Winter Composting Made Easy: Top Tips to Accelerate the Decomposition Process

How to Speed up Compost in Winter: A Guide for Efficient and Sustainable Gardening

The Importance of Composting

Composting is a natural process that transforms organic waste into nutrient-rich soil known as compost. It not only reduces the amount of waste going into landfills but also provides gardeners with a sustainable way to nourish their plants. However, composting during winter can be challenging due to lower temperatures and slower decomposition rates. In this blog post, we will share some effective strategies on how to speed up composting during the winter months.

Selecting the Right Ingredients

To optimize your composting process in winter, it is important to choose the right ingredients.

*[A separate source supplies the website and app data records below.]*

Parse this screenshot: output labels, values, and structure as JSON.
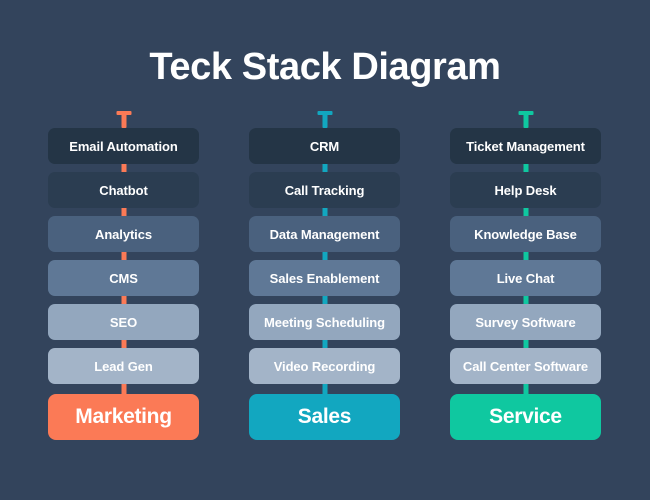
{
  "title": "Teck Stack Diagram",
  "theme": {
    "background": "#33445c",
    "tile_text": "#ffffff",
    "title_color": "#ffffff"
  },
  "tile_palette": [
    "#243546",
    "#2b3d51",
    "#4a617e",
    "#5f7896",
    "#93a7be",
    "#a3b4c8"
  ],
  "columns": [
    {
      "id": "marketing",
      "accent": "#fb7a56",
      "connector_icon": "t-connector-icon",
      "items": [
        "Email Automation",
        "Chatbot",
        "Analytics",
        "CMS",
        "SEO",
        "Lead Gen"
      ],
      "footer": "Marketing"
    },
    {
      "id": "sales",
      "accent": "#12a7c0",
      "connector_icon": "t-connector-icon",
      "items": [
        "CRM",
        "Call Tracking",
        "Data Management",
        "Sales Enablement",
        "Meeting Scheduling",
        "Video Recording"
      ],
      "footer": "Sales"
    },
    {
      "id": "service",
      "accent": "#0fc8a0",
      "connector_icon": "t-connector-icon",
      "items": [
        "Ticket Management",
        "Help Desk",
        "Knowledge Base",
        "Live Chat",
        "Survey Software",
        "Call Center Software"
      ],
      "footer": "Service"
    }
  ]
}
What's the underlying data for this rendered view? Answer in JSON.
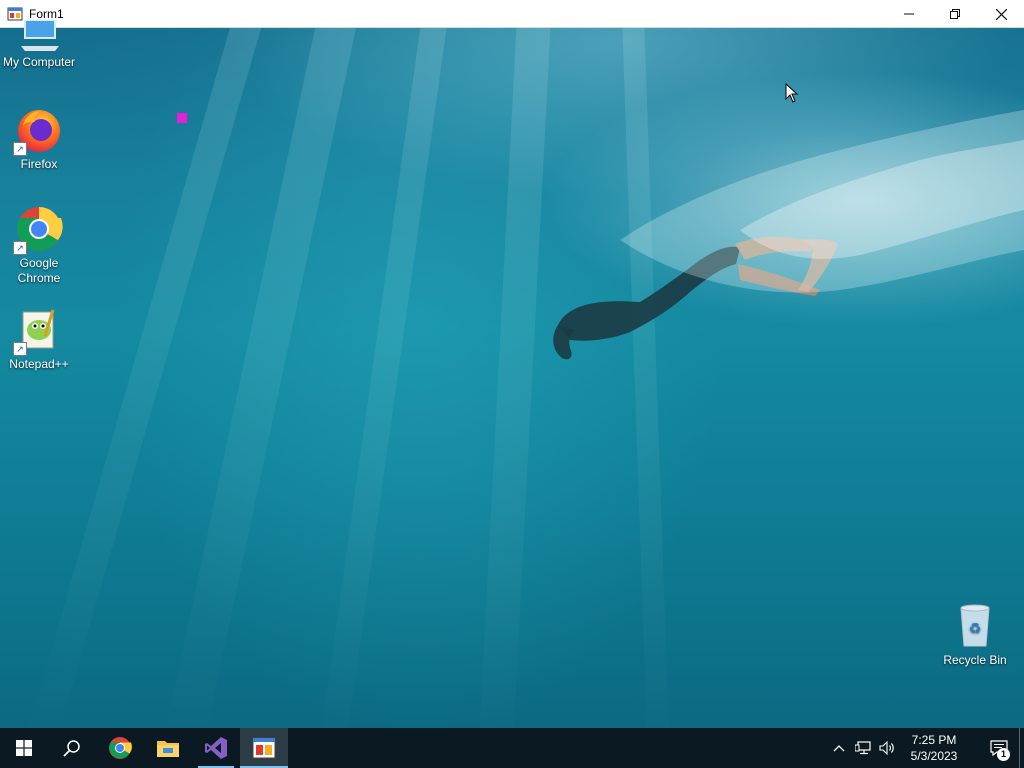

Aim for a balanced mix of “browns” (carbon-rich materials) and “greens” (nitrogen-rich materials). Browns include dry leaves, wood chips, shredded paper, or straw, while greens encompass kitchen scraps like fruit peels, coffee grounds, or plant trimmings.

Browns:

Ensure you have enough browns in your compost pile as they provide insulation and help retain heat better than greens. Collect fallen leaves from your yard or local parks — shredding them will accelerate decomposition further.

Greens:

Maintaining an adequate ratio of greens will generate heat within the pile. Incorporate kitchen scraps such as vegetable peels or coffee grounds regularly but avoid adding meat or dairy products that may attract pests.

Optimizing Your Compost Pile Setup

Properly setting up your compost pile plays a crucial role in speeding up decomposition even during colder months.

Pile Size:

Creating larger-sized piles helps conserve heat generated by microbial activity inside the heap. Aim for at least three feet high and wide.

Aeration:

Regularly turning your compost pile or using a pitchfork to aerate it allows oxygen to reach the microorganisms responsible for decomposition. This ensures continuous activity and faster breakdown of materials.

Insulation:

Use insulating materials like straw, hay, or cardboard on top of the compost pile. These layers act as a barrier against extreme cold temperatures and help retain heat within the heap.

Utilizing Compost Accelerators

Compost accelerators can be particularly useful during winter when decomposition slows down naturally. These organic products contain microbes that boost microbial activity in your compost pile, thereby speeding up the process.

Nitrogen-Rich Boosters:

Products rich in nitrogen, such as blood meal or fresh grass clippings, serve as excellent activators by providing readily available food for decomposers. Sprinkle them throughout your compost pile whenever you add new material.

Bacterial Inoculants:

Bacterial inoculants introduce beneficial bacteria into your compost, stimulating their growth and enhancing decomposition rates significantly. Follow the instructions on the product label before applying it to your pile.

Monitoring Moisture Levels

Maintaining optimal moisture levels is crucial for efficient composting regardless of the season. During winter, moisture tends to evaporate slower due to colder temperatures; therefore, adding water may be necessary from time to time. Aim for a damp sponge-like consistency without causing excessive wetness or dryness in your compost pile.

Patience and Adaptability

Composting during winter requires patience as lower temperatures inevitably slow down decomposition rates. It’s important not to get frustrated if progress seems sluggish compared to warmer months. By implementing these strategies and making adjustments along the way based on temperature fluctuations and feedback from your compost pile (e.g., adjusting browns-to-greens ratio), you can still achieve successful composting during winter.

Conclusion

Winter composting might seem challenging, but with the right ingredients, proper setup, and additional aids like accelerators, it is possible to speed up decomposition even in low temperatures. By adopting these strategies and remaining adaptable throughout the process, gardeners can continue their sustainable practices year-round while reaping the benefits of nutrient-rich compost for healthier plants.